As it turns out, this month’s fix comes with no more than 51 patches, making it one of the most lightweight fixes to come out of Microsoft in a long time - and to make matters even stranger, none of the patches were deemed "critical".

That's not to say that the patches shouldn't still be applied, with a wide number of Microsoft software offerings affected.

No news is good news?

This month’s release addresses vulnerabilities in Windows and Windows Components, Azure Data Explorer, Kestrel Web Server, Microsoft Edge (Chromium-based), Windows Codecs Library, Microsoft Dynamics, Microsoft Dynamics GP, Microsoft Office and Office Components, Windows Hyper-V Server, SQL Server, Visual Studio Code, and Microsoft Teams.

What’s more, the company only addressed one zero-day vulnerability, a Windows Kernel elevation of privilege tracked under CVE-2022-21989.

Analyzing the patches, Zero Day Initiative’s Dustin Childs said: “It may have happened before, but I can’t find an example of a monthly release from Microsoft that doesn’t include at least one critical-rated patch.”

Immersive Labs director of cyber threat research, Kevin Breen, on the other hand, is under the impression that Windows admins shouldn’t lower their guard, something Childs essentially agrees with.

Discussing multiple CVEs listed in the fix with The Register, Breen says they are all ”listed as elevation of privilege, which forms a key part of the attack chain. Once initial access has been gained, attackers will quickly seek to gain administrator-level access so they can move across the network, compromise other devices and avoid detection by disabling security tooling."

For CVE-2022-21984, Childs says "if you have this setup in your environment, an attacker could completely take over your DNS and execute code with elevated privileges. Since dynamic updates aren’t enabled by default, this doesn’t get a critical rating. However, if your DNS servers do use dynamic updates, you should treat this bug as critical."

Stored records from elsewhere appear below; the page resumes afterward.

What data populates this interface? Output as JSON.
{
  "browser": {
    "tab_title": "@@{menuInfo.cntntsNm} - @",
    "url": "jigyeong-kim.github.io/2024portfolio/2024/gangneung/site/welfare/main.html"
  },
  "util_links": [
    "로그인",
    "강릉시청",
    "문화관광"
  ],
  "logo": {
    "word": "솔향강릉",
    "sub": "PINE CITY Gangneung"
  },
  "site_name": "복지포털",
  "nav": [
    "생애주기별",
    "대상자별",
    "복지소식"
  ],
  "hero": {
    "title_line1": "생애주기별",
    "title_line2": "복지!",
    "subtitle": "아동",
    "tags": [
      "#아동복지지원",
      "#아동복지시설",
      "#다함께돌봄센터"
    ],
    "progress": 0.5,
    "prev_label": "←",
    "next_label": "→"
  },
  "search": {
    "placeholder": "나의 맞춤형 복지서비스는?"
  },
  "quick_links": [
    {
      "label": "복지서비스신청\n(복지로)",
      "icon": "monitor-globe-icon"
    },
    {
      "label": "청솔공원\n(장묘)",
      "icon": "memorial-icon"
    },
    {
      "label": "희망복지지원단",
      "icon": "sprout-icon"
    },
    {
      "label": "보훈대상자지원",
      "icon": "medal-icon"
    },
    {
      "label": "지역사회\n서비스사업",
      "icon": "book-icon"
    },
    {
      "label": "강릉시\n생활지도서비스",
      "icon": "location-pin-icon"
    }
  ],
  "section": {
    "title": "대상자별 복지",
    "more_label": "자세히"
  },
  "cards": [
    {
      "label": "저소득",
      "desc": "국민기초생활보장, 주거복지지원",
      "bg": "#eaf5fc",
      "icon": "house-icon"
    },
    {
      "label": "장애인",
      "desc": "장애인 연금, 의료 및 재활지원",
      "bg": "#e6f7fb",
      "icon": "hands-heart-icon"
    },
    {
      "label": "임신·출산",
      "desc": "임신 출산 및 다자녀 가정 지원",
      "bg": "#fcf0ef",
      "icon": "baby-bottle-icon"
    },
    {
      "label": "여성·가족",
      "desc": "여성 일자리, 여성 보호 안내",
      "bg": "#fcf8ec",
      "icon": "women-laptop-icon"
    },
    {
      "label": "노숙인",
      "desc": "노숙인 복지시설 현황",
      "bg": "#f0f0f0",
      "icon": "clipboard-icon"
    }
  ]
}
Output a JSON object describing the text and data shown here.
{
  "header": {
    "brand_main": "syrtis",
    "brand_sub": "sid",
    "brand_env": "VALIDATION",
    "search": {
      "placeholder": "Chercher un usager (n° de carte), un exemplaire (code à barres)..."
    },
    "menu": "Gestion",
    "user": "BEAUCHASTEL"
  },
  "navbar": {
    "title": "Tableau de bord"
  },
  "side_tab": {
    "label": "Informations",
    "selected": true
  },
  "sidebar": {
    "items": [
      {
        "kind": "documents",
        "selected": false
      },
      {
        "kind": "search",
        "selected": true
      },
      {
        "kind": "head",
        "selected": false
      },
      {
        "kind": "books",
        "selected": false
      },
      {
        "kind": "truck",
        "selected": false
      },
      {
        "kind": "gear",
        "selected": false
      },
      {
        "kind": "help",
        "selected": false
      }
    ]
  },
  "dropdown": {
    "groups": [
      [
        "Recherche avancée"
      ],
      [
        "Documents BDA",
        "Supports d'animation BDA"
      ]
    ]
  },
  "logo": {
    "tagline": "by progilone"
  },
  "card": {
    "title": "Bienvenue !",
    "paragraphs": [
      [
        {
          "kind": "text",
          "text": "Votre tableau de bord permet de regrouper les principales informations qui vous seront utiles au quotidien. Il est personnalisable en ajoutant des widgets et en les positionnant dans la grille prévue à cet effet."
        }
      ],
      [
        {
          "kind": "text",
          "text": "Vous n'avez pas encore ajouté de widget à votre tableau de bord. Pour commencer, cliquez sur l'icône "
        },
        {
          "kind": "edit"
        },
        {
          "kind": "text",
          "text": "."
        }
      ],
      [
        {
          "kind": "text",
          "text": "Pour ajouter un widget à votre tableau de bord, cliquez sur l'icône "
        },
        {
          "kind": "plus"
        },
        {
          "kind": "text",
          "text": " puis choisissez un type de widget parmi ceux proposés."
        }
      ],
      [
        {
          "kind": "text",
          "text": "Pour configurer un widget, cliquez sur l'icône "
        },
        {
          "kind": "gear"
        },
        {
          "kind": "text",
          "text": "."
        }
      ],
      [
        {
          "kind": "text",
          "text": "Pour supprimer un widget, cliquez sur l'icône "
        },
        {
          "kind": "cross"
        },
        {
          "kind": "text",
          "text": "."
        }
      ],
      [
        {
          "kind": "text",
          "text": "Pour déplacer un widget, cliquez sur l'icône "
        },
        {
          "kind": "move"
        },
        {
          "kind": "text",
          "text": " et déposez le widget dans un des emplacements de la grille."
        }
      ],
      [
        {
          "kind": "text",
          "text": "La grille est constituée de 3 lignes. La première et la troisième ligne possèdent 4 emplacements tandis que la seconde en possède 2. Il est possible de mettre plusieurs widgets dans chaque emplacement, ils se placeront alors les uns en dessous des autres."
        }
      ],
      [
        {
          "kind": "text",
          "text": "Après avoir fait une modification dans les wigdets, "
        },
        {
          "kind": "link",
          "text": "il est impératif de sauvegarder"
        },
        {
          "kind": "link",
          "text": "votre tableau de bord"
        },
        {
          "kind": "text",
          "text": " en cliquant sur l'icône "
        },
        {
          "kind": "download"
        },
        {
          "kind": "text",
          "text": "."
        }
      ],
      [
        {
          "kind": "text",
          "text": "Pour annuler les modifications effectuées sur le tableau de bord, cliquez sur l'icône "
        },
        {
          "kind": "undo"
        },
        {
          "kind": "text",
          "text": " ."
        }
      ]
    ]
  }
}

Sead is a seasoned freelance journalist based in Sarajevo, Bosnia and Herzegovina. He writes about IT (cloud, IoT, 5G, VPN) and cybersecurity (ransomware, data breaches, laws and regulations). In his career, spanning more than a decade, he’s written for numerous media outlets, including Al Jazeera Balkans. He’s also held several modules on content writing for Represent Communications.